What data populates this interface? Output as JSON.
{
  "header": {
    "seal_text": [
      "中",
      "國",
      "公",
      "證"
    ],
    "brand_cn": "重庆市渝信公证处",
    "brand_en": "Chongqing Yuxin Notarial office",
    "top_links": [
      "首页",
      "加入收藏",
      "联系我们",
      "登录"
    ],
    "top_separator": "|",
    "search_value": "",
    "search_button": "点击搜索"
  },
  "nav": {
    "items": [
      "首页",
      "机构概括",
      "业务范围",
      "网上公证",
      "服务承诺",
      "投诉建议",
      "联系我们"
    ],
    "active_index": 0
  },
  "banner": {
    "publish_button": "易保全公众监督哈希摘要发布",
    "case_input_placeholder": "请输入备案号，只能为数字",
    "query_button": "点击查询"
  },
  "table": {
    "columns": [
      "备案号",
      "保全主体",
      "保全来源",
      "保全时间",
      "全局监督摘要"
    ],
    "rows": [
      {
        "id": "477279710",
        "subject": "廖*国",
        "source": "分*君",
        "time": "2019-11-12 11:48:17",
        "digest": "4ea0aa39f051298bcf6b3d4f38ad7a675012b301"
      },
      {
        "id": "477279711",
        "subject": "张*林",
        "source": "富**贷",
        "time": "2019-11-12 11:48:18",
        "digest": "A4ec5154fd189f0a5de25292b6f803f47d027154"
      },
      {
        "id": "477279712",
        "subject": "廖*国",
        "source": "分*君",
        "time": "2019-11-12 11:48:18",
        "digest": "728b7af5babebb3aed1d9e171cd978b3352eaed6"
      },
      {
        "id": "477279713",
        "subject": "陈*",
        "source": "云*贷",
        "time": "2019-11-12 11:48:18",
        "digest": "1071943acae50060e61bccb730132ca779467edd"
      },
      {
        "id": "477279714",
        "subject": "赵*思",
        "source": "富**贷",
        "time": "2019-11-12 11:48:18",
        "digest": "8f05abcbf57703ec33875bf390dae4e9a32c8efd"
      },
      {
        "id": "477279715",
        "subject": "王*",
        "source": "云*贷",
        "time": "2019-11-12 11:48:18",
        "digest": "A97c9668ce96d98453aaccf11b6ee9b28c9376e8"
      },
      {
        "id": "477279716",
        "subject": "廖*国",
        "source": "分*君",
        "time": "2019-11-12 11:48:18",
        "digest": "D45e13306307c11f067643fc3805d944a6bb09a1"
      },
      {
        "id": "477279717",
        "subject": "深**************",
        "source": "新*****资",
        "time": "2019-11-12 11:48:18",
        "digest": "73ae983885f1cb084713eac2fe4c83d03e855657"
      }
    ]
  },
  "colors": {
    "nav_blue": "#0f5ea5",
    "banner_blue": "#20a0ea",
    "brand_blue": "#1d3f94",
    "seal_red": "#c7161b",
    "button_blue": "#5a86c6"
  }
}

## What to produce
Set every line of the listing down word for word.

## Written answer
What data populates this interface? Output as JSON.
{
  "header": {
    "seal_text": [
      "中",
      "國",
      "公",
      "證"
    ],
    "brand_cn": "重庆市渝信公证处",
    "brand_en": "Chongqing Yuxin Notarial office",
    "top_links": [
      "首页",
      "加入收藏",
      "联系我们",
      "登录"
    ],
    "top_separator": "|",
    "search_value": "",
    "search_button": "点击搜索"
  },
  "nav": {
    "items": [
      "首页",
      "机构概括",
      "业务范围",
      "网上公证",
      "服务承诺",
      "投诉建议",
      "联系我们"
    ],
    "active_index": 0
  },
  "banner": {
    "publish_button": "易保全公众监督哈希摘要发布",
    "case_input_placeholder": "请输入备案号，只能为数字",
    "query_button": "点击查询"
  },
  "table": {
    "columns": [
      "备案号",
      "保全主体",
      "保全来源",
      "保全时间",
      "全局监督摘要"
    ],
    "rows": [
      {
        "id": "477279710",
        "subject": "廖*国",
        "source": "分*君",
        "time": "2019-11-12 11:48:17",
        "digest": "4ea0aa39f051298bcf6b3d4f38ad7a675012b301"
      },
      {
        "id": "477279711",
        "subject": "张*林",
        "source": "富**贷",
        "time": "2019-11-12 11:48:18",
        "digest": "A4ec5154fd189f0a5de25292b6f803f47d027154"
      },
      {
        "id": "477279712",
        "subject": "廖*国",
        "source": "分*君",
        "time": "2019-11-12 11:48:18",
        "digest": "728b7af5babebb3aed1d9e171cd978b3352eaed6"
      },
      {
        "id": "477279713",
        "subject": "陈*",
        "source": "云*贷",
        "time": "2019-11-12 11:48:18",
        "digest": "1071943acae50060e61bccb730132ca779467edd"
      },
      {
        "id": "477279714",
        "subject": "赵*思",
        "source": "富**贷",
        "time": "2019-11-12 11:48:18",
        "digest": "8f05abcbf57703ec33875bf390dae4e9a32c8efd"
      },
      {
        "id": "477279715",
        "subject": "王*",
        "source": "云*贷",
        "time": "2019-11-12 11:48:18",
        "digest": "A97c9668ce96d98453aaccf11b6ee9b28c9376e8"
      },
      {
        "id": "477279716",
        "subject": "廖*国",
        "source": "分*君",
        "time": "2019-11-12 11:48:18",
        "digest": "D45e13306307c11f067643fc3805d944a6bb09a1"
      },
      {
        "id": "477279717",
        "subject": "深**************",
        "source": "新*****资",
        "time": "2019-11-12 11:48:18",
        "digest": "73ae983885f1cb084713eac2fe4c83d03e855657"
      }
    ]
  },
  "colors": {
    "nav_blue": "#0f5ea5",
    "banner_blue": "#20a0ea",
    "brand_blue": "#1d3f94",
    "seal_red": "#c7161b",
    "button_blue": "#5a86c6"
  }
}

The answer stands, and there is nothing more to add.